21st-Century Yokel explores the way we can be tied inescapably to landscape, whether we like it or not, often through our family and our past. It’s not quite a nature book, not quite a humour book, not quite a family memoir, not quite folklore, not quite social history, not quite a collection of essays, but a bit of all six.
It contains owls, badgers, ponies, beavers, otters, bats, bees, scarecrows, dogs, ghosts, Tom’s loud and excitable dad and, yes, even a few cats. It’s full of Devon’s local folklore – the ancient kind, and the everyday kind – and provincial places and small things. But what emerges from this focus on the small are themes that are broader and bigger and more definitive.
The book’s language is colloquial and easy and its eleven chapters are discursive and wide-ranging, rambling even. The feel of the book has a lot in common with the country walks Tom Cox was on when he composed much of it: it’s bewitched by fresh air, intrepid in minor ways, haunted by weather and old stories and the spooky edges of the outdoors, restless, sometimes foolish, and prone to a few detours… but it always reaches its intended destination.
The book is illustrated with Tom’s own landscape photographs and linocuts by his mother.
I thought this book was so fun. I really enjoyed the author’s voice and storytelling style. I loved his run-ins with nature, although some of them made sad. I greatly enjoyed his stories involving his father, who is this larger than life character that made me laugh out loud. His antics cracked me up and he seems like he is a man of indomitable spirit much of the time. I found myself looking forward to the next time that Cox would relay a dad story.

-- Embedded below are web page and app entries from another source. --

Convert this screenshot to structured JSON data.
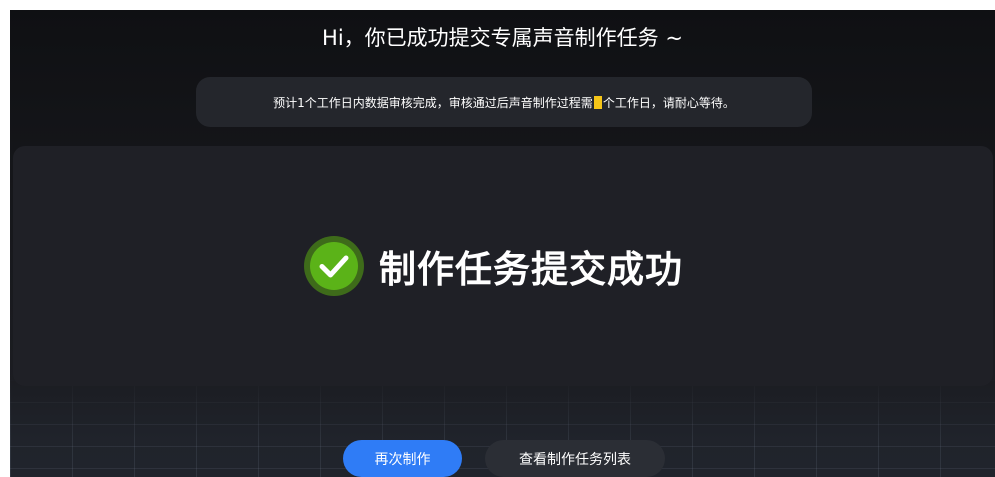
{
  "header": {
    "title": "Hi，你已成功提交专属声音制作任务 ~"
  },
  "notice": {
    "text_before": "预计1个工作日内数据审核完成，审核通过后声音制作过程需",
    "text_after": "个工作日，请耐心等待。",
    "highlight_color": "#f5c518"
  },
  "result": {
    "title": "制作任务提交成功",
    "icon": "check-circle-icon",
    "icon_color": "#5bb318"
  },
  "actions": {
    "primary_label": "再次制作",
    "secondary_label": "查看制作任务列表",
    "primary_color": "#2f7cf6"
  }
}
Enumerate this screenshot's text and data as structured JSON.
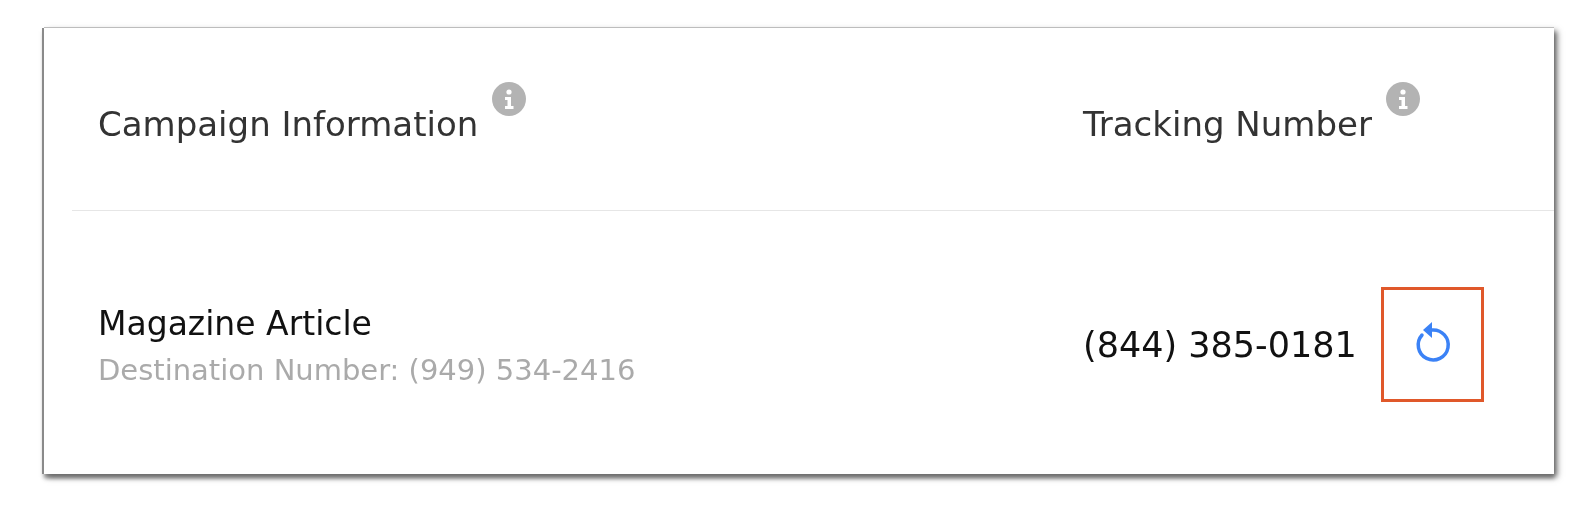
{
  "table": {
    "columns": [
      {
        "label": "Campaign Information",
        "info": true
      },
      {
        "label": "Tracking Number",
        "info": true
      }
    ],
    "rows": [
      {
        "campaign": "Magazine Article",
        "destination": "Destination Number: (949) 534-2416",
        "tracking_number": "(844) 385-0181",
        "highlighted": true
      }
    ]
  }
}
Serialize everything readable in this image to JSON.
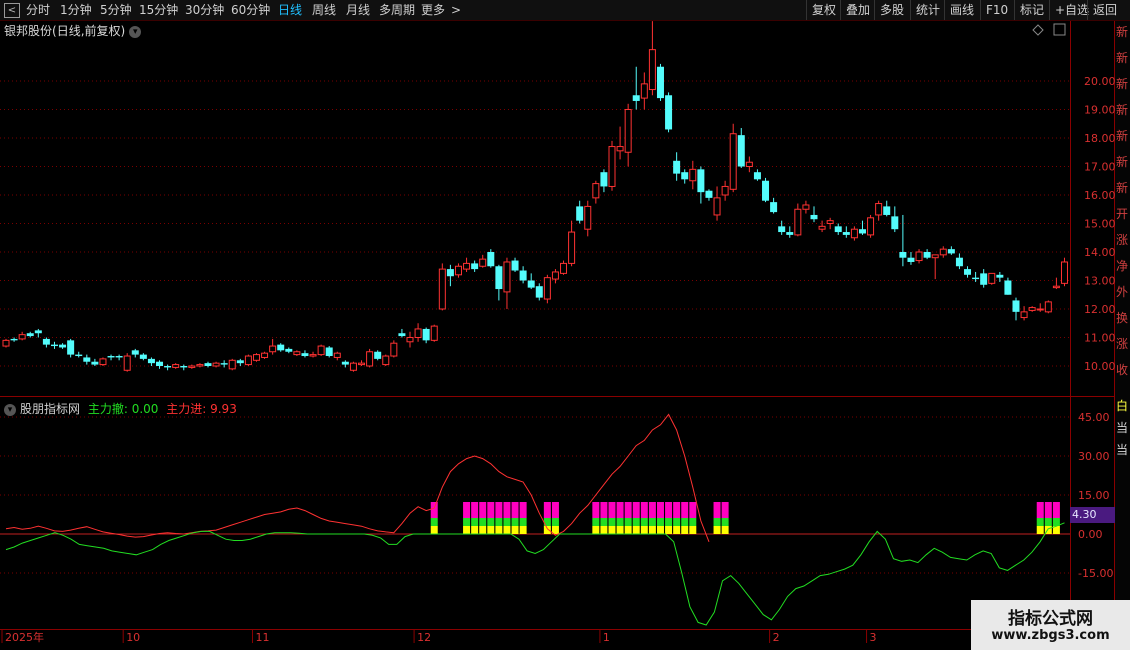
{
  "toolbar": {
    "periods": [
      "分时",
      "1分钟",
      "5分钟",
      "15分钟",
      "30分钟",
      "60分钟",
      "日线",
      "周线",
      "月线",
      "多周期",
      "更多"
    ],
    "more_arrow": ">",
    "right_buttons": [
      "复权",
      "叠加",
      "多股",
      "统计",
      "画线",
      "F10",
      "标记",
      "+自选",
      "返回"
    ]
  },
  "main_chart": {
    "stock_name": "银邦股份",
    "period_label": "(日线,前复权)",
    "y_labels": [
      "20.00",
      "19.00",
      "18.00",
      "17.00",
      "16.00",
      "15.00",
      "14.00",
      "13.00",
      "12.00",
      "11.00",
      "10.00"
    ]
  },
  "indicator": {
    "name": "股朋指标网",
    "out_label": "主力撤: 0.00",
    "in_label": "主力进: 9.93",
    "y_labels": [
      "45.00",
      "30.00",
      "15.00",
      "0.00",
      "-15.00"
    ],
    "current_tag": "4.30"
  },
  "x_axis": {
    "labels": [
      "2025年",
      "10",
      "11",
      "12",
      "1",
      "2",
      "3"
    ]
  },
  "right_strip": {
    "upper_chars": "新新新新新新新开涨净外换涨收",
    "lower_chars": "白当当"
  },
  "watermark": {
    "line1": "指标公式网",
    "line2": "www.zbgs3.com"
  },
  "colors": {
    "up": "#ff3232",
    "down": "#54fcfc",
    "green_line": "#22dd22",
    "magenta": "#ff00c0",
    "yellow": "#ffff00",
    "grid": "#7a0000"
  },
  "chart_data": {
    "type": "candlestick",
    "candles": [
      [
        10.7,
        10.95,
        10.65,
        10.9
      ],
      [
        10.95,
        11.0,
        10.85,
        10.9
      ],
      [
        10.95,
        11.2,
        10.9,
        11.1
      ],
      [
        11.15,
        11.2,
        11.0,
        11.05
      ],
      [
        11.25,
        11.3,
        11.0,
        11.15
      ],
      [
        10.95,
        11.0,
        10.65,
        10.75
      ],
      [
        10.75,
        10.85,
        10.6,
        10.7
      ],
      [
        10.75,
        10.8,
        10.6,
        10.65
      ],
      [
        10.9,
        10.95,
        10.3,
        10.4
      ],
      [
        10.4,
        10.5,
        10.3,
        10.35
      ],
      [
        10.3,
        10.4,
        10.05,
        10.15
      ],
      [
        10.15,
        10.25,
        10.0,
        10.05
      ],
      [
        10.05,
        10.3,
        10.0,
        10.25
      ],
      [
        10.35,
        10.4,
        10.2,
        10.3
      ],
      [
        10.35,
        10.4,
        10.2,
        10.3
      ],
      [
        9.85,
        10.45,
        9.8,
        10.35
      ],
      [
        10.55,
        10.6,
        10.3,
        10.4
      ],
      [
        10.4,
        10.45,
        10.2,
        10.25
      ],
      [
        10.25,
        10.3,
        10.0,
        10.1
      ],
      [
        10.15,
        10.2,
        9.9,
        10.0
      ],
      [
        10.0,
        10.05,
        9.85,
        9.95
      ],
      [
        9.95,
        10.1,
        9.9,
        10.05
      ],
      [
        10.0,
        10.05,
        9.85,
        9.95
      ],
      [
        9.95,
        10.05,
        9.9,
        10.0
      ],
      [
        10.0,
        10.1,
        9.95,
        10.05
      ],
      [
        10.1,
        10.15,
        9.95,
        10.0
      ],
      [
        10.0,
        10.15,
        9.95,
        10.1
      ],
      [
        10.1,
        10.2,
        9.95,
        10.05
      ],
      [
        9.9,
        10.25,
        9.85,
        10.2
      ],
      [
        10.2,
        10.25,
        10.0,
        10.1
      ],
      [
        10.05,
        10.4,
        10.0,
        10.35
      ],
      [
        10.2,
        10.45,
        10.15,
        10.4
      ],
      [
        10.3,
        10.5,
        10.25,
        10.45
      ],
      [
        10.5,
        10.95,
        10.4,
        10.7
      ],
      [
        10.75,
        10.8,
        10.5,
        10.55
      ],
      [
        10.6,
        10.65,
        10.45,
        10.5
      ],
      [
        10.4,
        10.55,
        10.35,
        10.5
      ],
      [
        10.45,
        10.55,
        10.3,
        10.35
      ],
      [
        10.35,
        10.5,
        10.3,
        10.4
      ],
      [
        10.4,
        10.75,
        10.35,
        10.7
      ],
      [
        10.65,
        10.7,
        10.3,
        10.35
      ],
      [
        10.3,
        10.5,
        10.2,
        10.45
      ],
      [
        10.15,
        10.2,
        9.95,
        10.05
      ],
      [
        9.85,
        10.15,
        9.8,
        10.1
      ],
      [
        10.05,
        10.2,
        10.0,
        10.1
      ],
      [
        10.0,
        10.6,
        9.95,
        10.5
      ],
      [
        10.5,
        10.55,
        10.2,
        10.25
      ],
      [
        10.05,
        10.4,
        10.0,
        10.35
      ],
      [
        10.35,
        10.9,
        10.3,
        10.8
      ],
      [
        11.15,
        11.3,
        11.0,
        11.05
      ],
      [
        10.85,
        11.2,
        10.65,
        11.0
      ],
      [
        11.0,
        11.5,
        10.85,
        11.3
      ],
      [
        11.3,
        11.35,
        10.8,
        10.9
      ],
      [
        10.9,
        11.45,
        10.85,
        11.4
      ],
      [
        12.0,
        13.6,
        11.95,
        13.4
      ],
      [
        13.4,
        13.55,
        12.8,
        13.15
      ],
      [
        13.2,
        13.6,
        13.1,
        13.5
      ],
      [
        13.4,
        13.8,
        13.3,
        13.6
      ],
      [
        13.6,
        13.7,
        13.3,
        13.4
      ],
      [
        13.5,
        13.9,
        13.45,
        13.75
      ],
      [
        14.0,
        14.1,
        13.45,
        13.5
      ],
      [
        13.5,
        13.55,
        12.3,
        12.7
      ],
      [
        12.6,
        13.8,
        12.0,
        13.65
      ],
      [
        13.7,
        13.8,
        13.3,
        13.35
      ],
      [
        13.35,
        13.5,
        12.9,
        13.0
      ],
      [
        13.0,
        13.25,
        12.7,
        12.75
      ],
      [
        12.8,
        12.9,
        12.3,
        12.4
      ],
      [
        12.35,
        13.2,
        12.2,
        13.1
      ],
      [
        13.05,
        13.4,
        12.9,
        13.3
      ],
      [
        13.25,
        13.7,
        13.2,
        13.6
      ],
      [
        13.6,
        15.1,
        13.5,
        14.7
      ],
      [
        15.6,
        15.8,
        15.0,
        15.1
      ],
      [
        14.8,
        15.8,
        14.55,
        15.6
      ],
      [
        15.9,
        16.5,
        15.7,
        16.4
      ],
      [
        16.8,
        16.9,
        16.1,
        16.3
      ],
      [
        16.3,
        17.9,
        16.15,
        17.7
      ],
      [
        17.55,
        18.4,
        17.25,
        17.7
      ],
      [
        17.5,
        19.2,
        17.0,
        19.0
      ],
      [
        19.5,
        20.5,
        19.0,
        19.3
      ],
      [
        19.4,
        20.3,
        19.0,
        19.9
      ],
      [
        19.7,
        22.1,
        19.5,
        21.1
      ],
      [
        20.5,
        20.6,
        19.3,
        19.4
      ],
      [
        19.5,
        19.6,
        18.2,
        18.3
      ],
      [
        17.2,
        17.5,
        16.5,
        16.75
      ],
      [
        16.8,
        16.9,
        16.4,
        16.55
      ],
      [
        16.5,
        17.2,
        16.2,
        16.9
      ],
      [
        16.9,
        17.0,
        15.7,
        16.1
      ],
      [
        16.15,
        16.2,
        15.8,
        15.9
      ],
      [
        15.3,
        16.3,
        15.1,
        15.9
      ],
      [
        16.0,
        16.5,
        15.8,
        16.3
      ],
      [
        16.2,
        18.5,
        16.1,
        18.15
      ],
      [
        18.1,
        18.35,
        16.95,
        17.0
      ],
      [
        17.0,
        17.35,
        16.8,
        17.15
      ],
      [
        16.8,
        16.9,
        16.5,
        16.55
      ],
      [
        16.5,
        16.6,
        15.75,
        15.8
      ],
      [
        15.75,
        15.9,
        15.35,
        15.4
      ],
      [
        14.9,
        15.1,
        14.6,
        14.7
      ],
      [
        14.7,
        14.9,
        14.5,
        14.6
      ],
      [
        14.6,
        15.7,
        14.55,
        15.5
      ],
      [
        15.5,
        15.8,
        15.35,
        15.65
      ],
      [
        15.3,
        15.6,
        15.05,
        15.15
      ],
      [
        14.8,
        15.1,
        14.7,
        14.9
      ],
      [
        15.0,
        15.2,
        14.8,
        15.1
      ],
      [
        14.9,
        15.0,
        14.6,
        14.7
      ],
      [
        14.7,
        14.9,
        14.5,
        14.6
      ],
      [
        14.5,
        14.9,
        14.4,
        14.8
      ],
      [
        14.8,
        15.1,
        14.6,
        14.65
      ],
      [
        14.6,
        15.3,
        14.5,
        15.2
      ],
      [
        15.3,
        15.8,
        15.1,
        15.7
      ],
      [
        15.6,
        15.8,
        15.25,
        15.3
      ],
      [
        15.25,
        15.6,
        14.7,
        14.8
      ],
      [
        14.0,
        15.3,
        13.5,
        13.8
      ],
      [
        13.8,
        14.0,
        13.55,
        13.65
      ],
      [
        13.7,
        14.1,
        13.6,
        14.0
      ],
      [
        14.0,
        14.1,
        13.75,
        13.8
      ],
      [
        13.8,
        13.9,
        13.05,
        13.9
      ],
      [
        13.9,
        14.2,
        13.8,
        14.1
      ],
      [
        14.1,
        14.2,
        13.9,
        13.95
      ],
      [
        13.8,
        13.95,
        13.4,
        13.5
      ],
      [
        13.4,
        13.5,
        13.1,
        13.2
      ],
      [
        13.1,
        13.3,
        12.95,
        13.05
      ],
      [
        13.25,
        13.4,
        12.75,
        12.85
      ],
      [
        12.9,
        13.25,
        12.85,
        13.25
      ],
      [
        13.2,
        13.3,
        12.95,
        13.1
      ],
      [
        13.0,
        13.1,
        12.5,
        12.5
      ],
      [
        12.3,
        12.4,
        11.6,
        11.9
      ],
      [
        11.7,
        12.1,
        11.6,
        11.9
      ],
      [
        11.95,
        12.1,
        11.9,
        12.05
      ],
      [
        12.0,
        12.2,
        11.9,
        12.0
      ],
      [
        11.9,
        12.3,
        11.85,
        12.25
      ],
      [
        12.75,
        13.1,
        12.7,
        12.8
      ],
      [
        12.9,
        13.8,
        12.8,
        13.65
      ]
    ],
    "indicator_red": [
      2.0,
      2.5,
      1.8,
      2.2,
      3.0,
      2.2,
      1.2,
      1.0,
      1.5,
      2.2,
      2.8,
      1.8,
      0.8,
      0.3,
      -0.2,
      -0.8,
      -1.2,
      -1.0,
      -0.4,
      0.2,
      0.5,
      0.2,
      0.0,
      0.5,
      1.0,
      1.2,
      1.5,
      2.5,
      3.5,
      4.5,
      5.5,
      6.5,
      7.5,
      8.0,
      8.5,
      9.5,
      10.0,
      9.0,
      7.5,
      6.0,
      5.0,
      4.5,
      4.0,
      3.5,
      3.0,
      2.0,
      1.2,
      0.8,
      0.5,
      4.0,
      8.0,
      10.5,
      9.0,
      9.93,
      18.0,
      24.0,
      27.0,
      29.0,
      30.0,
      29.0,
      27.0,
      24.0,
      22.0,
      21.0,
      20.0,
      15.0,
      8.0,
      2.0,
      -0.5,
      1.0,
      4.0,
      8.0,
      11.0,
      15.0,
      19.0,
      23.0,
      26.0,
      30.0,
      34.0,
      36.0,
      40.0,
      42.0,
      46.0,
      40.0,
      30.0,
      18.0,
      5.0,
      -3.0
    ],
    "indicator_green": [
      -6.0,
      -5.0,
      -3.5,
      -2.5,
      -1.5,
      -0.5,
      0.5,
      -0.5,
      -2.0,
      -4.0,
      -4.5,
      -5.0,
      -5.5,
      -6.5,
      -7.0,
      -7.5,
      -8.0,
      -7.0,
      -6.0,
      -4.0,
      -2.5,
      -1.5,
      -0.5,
      0.5,
      1.0,
      1.0,
      -0.5,
      -2.0,
      -2.5,
      -2.5,
      -2.0,
      -1.0,
      0.0,
      0.5,
      0.5,
      0.5,
      0.3,
      0.0,
      0.0,
      0.0,
      0.0,
      0.0,
      0.0,
      0.0,
      0.0,
      -0.5,
      -1.5,
      -4.0,
      -4.0,
      -1.0,
      0.0,
      0.0,
      0.0,
      0.0,
      0.0,
      0.0,
      0.0,
      0.0,
      0.0,
      0.0,
      0.0,
      0.0,
      0.0,
      -2.0,
      -6.5,
      -7.5,
      -6.0,
      -3.0,
      0.0,
      0.0,
      0.0,
      0.0,
      0.0,
      0.0,
      0.0,
      0.0,
      0.0,
      0.0,
      0.0,
      0.0,
      0.0,
      0.0,
      -3.0,
      -15.0,
      -28.0,
      -34.0,
      -35.0,
      -30.0,
      -18.0,
      -16.0,
      -19.0,
      -23.0,
      -27.0,
      -31.0,
      -33.0,
      -29.0,
      -24.0,
      -21.0,
      -20.0,
      -18.0,
      -16.0,
      -15.5,
      -14.5,
      -13.5,
      -12.0,
      -8.0,
      -3.0,
      1.0,
      -2.0,
      -9.5,
      -10.5,
      -10.0,
      -11.0,
      -8.0,
      -5.5,
      -7.0,
      -9.0,
      -9.5,
      -10.0,
      -8.0,
      -6.5,
      -7.5,
      -13.0,
      -14.0,
      -12.0,
      -10.0,
      -7.0,
      -3.0,
      2.0,
      3.0,
      4.3
    ],
    "signal_bars": [
      53,
      57,
      58,
      59,
      60,
      61,
      62,
      63,
      64,
      67,
      68,
      73,
      74,
      75,
      76,
      77,
      78,
      79,
      80,
      81,
      82,
      83,
      84,
      85,
      88,
      89,
      128,
      129,
      130
    ],
    "y_range_price": [
      9.5,
      22.5
    ],
    "y_range_indicator": [
      -25,
      50
    ],
    "x_month_label_positions": [
      0,
      15,
      31,
      51,
      74,
      95,
      107
    ]
  }
}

There were some parts that were triggering, that caused me anxiety (Roscoe), and then the chapter about his Nana – beautiful. The picture he paints of this woman, his Nana, who bought her starter home with her new husband, started a family, then lost her husband young, and ended up being in the same home her whole life touched me. Especially when we learn that Nana began filling the back garden with shells, lots of shells, glued up in her back shed building. Then she passes away, and the second owners after her keep the shell house of dreams and even added to it. She just sounded like a tough lady, to keep practical and not really every go anywhere, but to just keep dreaming and finding a way to bring her dream to her. It was a wonderful tale of Nana, and it was obvious that Cox really loved her dearly. She was his Nana.
There were some spooky moody chapters too – particularly the scarecrows that he finds. I didn’t know that this was such a thing in a field anymore! Maybe in an English countryside and farm fields?
Overall I loved this book. I am really looking forward to reading more by this author!! He is a new to me author, that I discovered during Nonfiction November. This book called to me so strongly that I bought it online then and there when I read about it on Secret Library Site’s blog, and then read it as my first, and only, nonfiction read of the month. I wasn’t disappointed!